*** Data ***

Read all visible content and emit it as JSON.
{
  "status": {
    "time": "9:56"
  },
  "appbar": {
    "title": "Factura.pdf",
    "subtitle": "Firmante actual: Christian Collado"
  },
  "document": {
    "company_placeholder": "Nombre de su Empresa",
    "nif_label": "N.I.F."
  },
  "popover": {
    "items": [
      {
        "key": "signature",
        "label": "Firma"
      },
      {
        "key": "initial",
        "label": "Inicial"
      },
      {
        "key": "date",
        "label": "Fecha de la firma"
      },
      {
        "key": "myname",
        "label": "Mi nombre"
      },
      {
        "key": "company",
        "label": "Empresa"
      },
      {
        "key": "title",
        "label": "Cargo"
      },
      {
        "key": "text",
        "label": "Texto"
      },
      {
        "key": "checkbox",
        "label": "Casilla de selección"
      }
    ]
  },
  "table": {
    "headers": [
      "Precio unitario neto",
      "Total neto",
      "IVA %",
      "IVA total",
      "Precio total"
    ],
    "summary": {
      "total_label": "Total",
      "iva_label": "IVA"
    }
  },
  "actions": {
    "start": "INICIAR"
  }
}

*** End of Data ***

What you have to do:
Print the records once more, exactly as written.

Problem solution:
Read all visible content and emit it as JSON.
{
  "status": {
    "time": "9:56"
  },
  "appbar": {
    "title": "Factura.pdf",
    "subtitle": "Firmante actual: Christian Collado"
  },
  "document": {
    "company_placeholder": "Nombre de su Empresa",
    "nif_label": "N.I.F."
  },
  "popover": {
    "items": [
      {
        "key": "signature",
        "label": "Firma"
      },
      {
        "key": "initial",
        "label": "Inicial"
      },
      {
        "key": "date",
        "label": "Fecha de la firma"
      },
      {
        "key": "myname",
        "label": "Mi nombre"
      },
      {
        "key": "company",
        "label": "Empresa"
      },
      {
        "key": "title",
        "label": "Cargo"
      },
      {
        "key": "text",
        "label": "Texto"
      },
      {
        "key": "checkbox",
        "label": "Casilla de selección"
      }
    ]
  },
  "table": {
    "headers": [
      "Precio unitario neto",
      "Total neto",
      "IVA %",
      "IVA total",
      "Precio total"
    ],
    "summary": {
      "total_label": "Total",
      "iva_label": "IVA"
    }
  },
  "actions": {
    "start": "INICIAR"
  }
}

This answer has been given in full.